[Instructions to follow] What lines in the records include the string "платежа"? Return each one.

[Supplied data]
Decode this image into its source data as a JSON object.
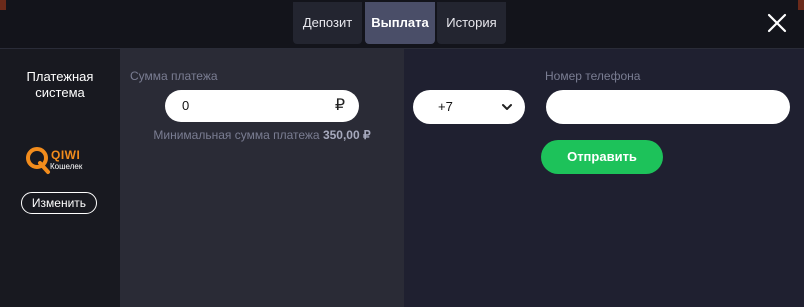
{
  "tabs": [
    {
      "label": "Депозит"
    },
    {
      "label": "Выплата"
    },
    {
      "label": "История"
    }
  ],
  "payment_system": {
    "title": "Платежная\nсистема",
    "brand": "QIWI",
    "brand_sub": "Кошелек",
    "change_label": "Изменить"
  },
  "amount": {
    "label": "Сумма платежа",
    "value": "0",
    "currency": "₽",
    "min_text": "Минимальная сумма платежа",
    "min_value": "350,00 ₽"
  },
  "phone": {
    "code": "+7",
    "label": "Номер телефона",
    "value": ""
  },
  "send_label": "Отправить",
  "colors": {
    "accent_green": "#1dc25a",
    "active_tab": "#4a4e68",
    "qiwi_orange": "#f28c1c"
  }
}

[Output]
    "label": "Сумма платежа",
    "min_text": "Минимальная сумма платежа",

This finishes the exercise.